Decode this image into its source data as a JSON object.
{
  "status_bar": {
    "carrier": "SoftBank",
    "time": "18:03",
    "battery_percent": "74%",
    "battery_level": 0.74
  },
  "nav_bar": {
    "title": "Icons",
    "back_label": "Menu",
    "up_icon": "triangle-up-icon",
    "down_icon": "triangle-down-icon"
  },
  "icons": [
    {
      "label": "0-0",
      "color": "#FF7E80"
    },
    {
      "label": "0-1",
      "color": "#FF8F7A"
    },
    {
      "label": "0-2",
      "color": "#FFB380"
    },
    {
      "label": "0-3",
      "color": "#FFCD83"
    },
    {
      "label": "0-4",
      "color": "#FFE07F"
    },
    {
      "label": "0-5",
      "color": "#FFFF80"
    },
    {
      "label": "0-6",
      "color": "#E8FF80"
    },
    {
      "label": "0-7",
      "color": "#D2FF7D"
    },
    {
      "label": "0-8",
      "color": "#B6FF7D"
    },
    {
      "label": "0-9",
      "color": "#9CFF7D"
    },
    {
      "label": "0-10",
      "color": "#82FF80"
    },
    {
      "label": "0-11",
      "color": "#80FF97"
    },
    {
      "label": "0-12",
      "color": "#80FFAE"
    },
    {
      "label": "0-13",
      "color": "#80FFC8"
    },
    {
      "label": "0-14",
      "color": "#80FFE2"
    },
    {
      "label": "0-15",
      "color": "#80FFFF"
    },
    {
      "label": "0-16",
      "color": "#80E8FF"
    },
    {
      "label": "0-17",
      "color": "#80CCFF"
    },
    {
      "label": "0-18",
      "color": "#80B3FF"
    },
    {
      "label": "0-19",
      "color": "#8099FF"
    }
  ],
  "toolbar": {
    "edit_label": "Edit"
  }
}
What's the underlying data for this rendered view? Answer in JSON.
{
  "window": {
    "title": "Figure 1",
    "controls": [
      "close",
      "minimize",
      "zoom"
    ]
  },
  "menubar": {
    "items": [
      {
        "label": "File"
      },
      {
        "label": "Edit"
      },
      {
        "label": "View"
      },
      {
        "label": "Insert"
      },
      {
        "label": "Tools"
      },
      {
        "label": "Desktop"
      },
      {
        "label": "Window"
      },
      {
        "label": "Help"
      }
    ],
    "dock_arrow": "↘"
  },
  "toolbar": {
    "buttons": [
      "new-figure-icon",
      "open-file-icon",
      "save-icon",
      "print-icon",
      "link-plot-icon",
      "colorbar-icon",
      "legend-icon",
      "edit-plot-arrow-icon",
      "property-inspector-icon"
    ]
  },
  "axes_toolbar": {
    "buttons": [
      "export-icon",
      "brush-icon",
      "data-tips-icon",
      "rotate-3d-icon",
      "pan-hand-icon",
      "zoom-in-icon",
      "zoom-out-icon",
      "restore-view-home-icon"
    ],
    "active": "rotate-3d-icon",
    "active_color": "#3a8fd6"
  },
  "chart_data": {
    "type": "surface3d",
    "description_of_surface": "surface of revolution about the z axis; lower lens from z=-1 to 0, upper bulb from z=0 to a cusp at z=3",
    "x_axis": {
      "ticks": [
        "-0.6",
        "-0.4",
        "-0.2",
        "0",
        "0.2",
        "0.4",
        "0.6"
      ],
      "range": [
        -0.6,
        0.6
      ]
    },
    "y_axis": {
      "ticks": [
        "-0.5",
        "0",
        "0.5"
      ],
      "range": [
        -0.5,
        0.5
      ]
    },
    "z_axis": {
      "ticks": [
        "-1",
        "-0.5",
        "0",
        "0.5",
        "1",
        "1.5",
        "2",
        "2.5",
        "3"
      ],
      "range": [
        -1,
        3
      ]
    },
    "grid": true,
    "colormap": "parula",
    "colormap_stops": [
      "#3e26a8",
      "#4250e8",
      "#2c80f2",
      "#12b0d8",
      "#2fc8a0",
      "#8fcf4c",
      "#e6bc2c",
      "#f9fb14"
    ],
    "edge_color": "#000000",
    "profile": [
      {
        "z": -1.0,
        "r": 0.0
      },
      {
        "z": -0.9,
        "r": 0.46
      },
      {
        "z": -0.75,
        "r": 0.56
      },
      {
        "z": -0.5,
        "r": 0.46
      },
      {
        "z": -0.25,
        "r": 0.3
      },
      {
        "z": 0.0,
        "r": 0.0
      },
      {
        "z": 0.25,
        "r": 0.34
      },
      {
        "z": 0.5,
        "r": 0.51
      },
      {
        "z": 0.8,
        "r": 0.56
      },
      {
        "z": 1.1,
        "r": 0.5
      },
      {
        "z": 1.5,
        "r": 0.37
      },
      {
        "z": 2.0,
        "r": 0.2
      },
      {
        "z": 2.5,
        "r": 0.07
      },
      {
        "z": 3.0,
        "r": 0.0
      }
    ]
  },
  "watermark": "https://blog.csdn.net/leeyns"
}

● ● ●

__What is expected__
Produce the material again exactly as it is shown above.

__Answer box__
Decode this image into its source data as a JSON object.
{
  "status_bar": {
    "carrier": "SoftBank",
    "time": "18:03",
    "battery_percent": "74%",
    "battery_level": 0.74
  },
  "nav_bar": {
    "title": "Icons",
    "back_label": "Menu",
    "up_icon": "triangle-up-icon",
    "down_icon": "triangle-down-icon"
  },
  "icons": [
    {
      "label": "0-0",
      "color": "#FF7E80"
    },
    {
      "label": "0-1",
      "color": "#FF8F7A"
    },
    {
      "label": "0-2",
      "color": "#FFB380"
    },
    {
      "label": "0-3",
      "color": "#FFCD83"
    },
    {
      "label": "0-4",
      "color": "#FFE07F"
    },
    {
      "label": "0-5",
      "color": "#FFFF80"
    },
    {
      "label": "0-6",
      "color": "#E8FF80"
    },
    {
      "label": "0-7",
      "color": "#D2FF7D"
    },
    {
      "label": "0-8",
      "color": "#B6FF7D"
    },
    {
      "label": "0-9",
      "color": "#9CFF7D"
    },
    {
      "label": "0-10",
      "color": "#82FF80"
    },
    {
      "label": "0-11",
      "color": "#80FF97"
    },
    {
      "label": "0-12",
      "color": "#80FFAE"
    },
    {
      "label": "0-13",
      "color": "#80FFC8"
    },
    {
      "label": "0-14",
      "color": "#80FFE2"
    },
    {
      "label": "0-15",
      "color": "#80FFFF"
    },
    {
      "label": "0-16",
      "color": "#80E8FF"
    },
    {
      "label": "0-17",
      "color": "#80CCFF"
    },
    {
      "label": "0-18",
      "color": "#80B3FF"
    },
    {
      "label": "0-19",
      "color": "#8099FF"
    }
  ],
  "toolbar": {
    "edit_label": "Edit"
  }
}
What's the underlying data for this rendered view? Answer in JSON.
{
  "window": {
    "title": "Figure 1",
    "controls": [
      "close",
      "minimize",
      "zoom"
    ]
  },
  "menubar": {
    "items": [
      {
        "label": "File"
      },
      {
        "label": "Edit"
      },
      {
        "label": "View"
      },
      {
        "label": "Insert"
      },
      {
        "label": "Tools"
      },
      {
        "label": "Desktop"
      },
      {
        "label": "Window"
      },
      {
        "label": "Help"
      }
    ],
    "dock_arrow": "↘"
  },
  "toolbar": {
    "buttons": [
      "new-figure-icon",
      "open-file-icon",
      "save-icon",
      "print-icon",
      "link-plot-icon",
      "colorbar-icon",
      "legend-icon",
      "edit-plot-arrow-icon",
      "property-inspector-icon"
    ]
  },
  "axes_toolbar": {
    "buttons": [
      "export-icon",
      "brush-icon",
      "data-tips-icon",
      "rotate-3d-icon",
      "pan-hand-icon",
      "zoom-in-icon",
      "zoom-out-icon",
      "restore-view-home-icon"
    ],
    "active": "rotate-3d-icon",
    "active_color": "#3a8fd6"
  },
  "chart_data": {
    "type": "surface3d",
    "description_of_surface": "surface of revolution about the z axis; lower lens from z=-1 to 0, upper bulb from z=0 to a cusp at z=3",
    "x_axis": {
      "ticks": [
        "-0.6",
        "-0.4",
        "-0.2",
        "0",
        "0.2",
        "0.4",
        "0.6"
      ],
      "range": [
        -0.6,
        0.6
      ]
    },
    "y_axis": {
      "ticks": [
        "-0.5",
        "0",
        "0.5"
      ],
      "range": [
        -0.5,
        0.5
      ]
    },
    "z_axis": {
      "ticks": [
        "-1",
        "-0.5",
        "0",
        "0.5",
        "1",
        "1.5",
        "2",
        "2.5",
        "3"
      ],
      "range": [
        -1,
        3
      ]
    },
    "grid": true,
    "colormap": "parula",
    "colormap_stops": [
      "#3e26a8",
      "#4250e8",
      "#2c80f2",
      "#12b0d8",
      "#2fc8a0",
      "#8fcf4c",
      "#e6bc2c",
      "#f9fb14"
    ],
    "edge_color": "#000000",
    "profile": [
      {
        "z": -1.0,
        "r": 0.0
      },
      {
        "z": -0.9,
        "r": 0.46
      },
      {
        "z": -0.75,
        "r": 0.56
      },
      {
        "z": -0.5,
        "r": 0.46
      },
      {
        "z": -0.25,
        "r": 0.3
      },
      {
        "z": 0.0,
        "r": 0.0
      },
      {
        "z": 0.25,
        "r": 0.34
      },
      {
        "z": 0.5,
        "r": 0.51
      },
      {
        "z": 0.8,
        "r": 0.56
      },
      {
        "z": 1.1,
        "r": 0.5
      },
      {
        "z": 1.5,
        "r": 0.37
      },
      {
        "z": 2.0,
        "r": 0.2
      },
      {
        "z": 2.5,
        "r": 0.07
      },
      {
        "z": 3.0,
        "r": 0.0
      }
    ]
  },
  "watermark": "https://blog.csdn.net/leeyns"
}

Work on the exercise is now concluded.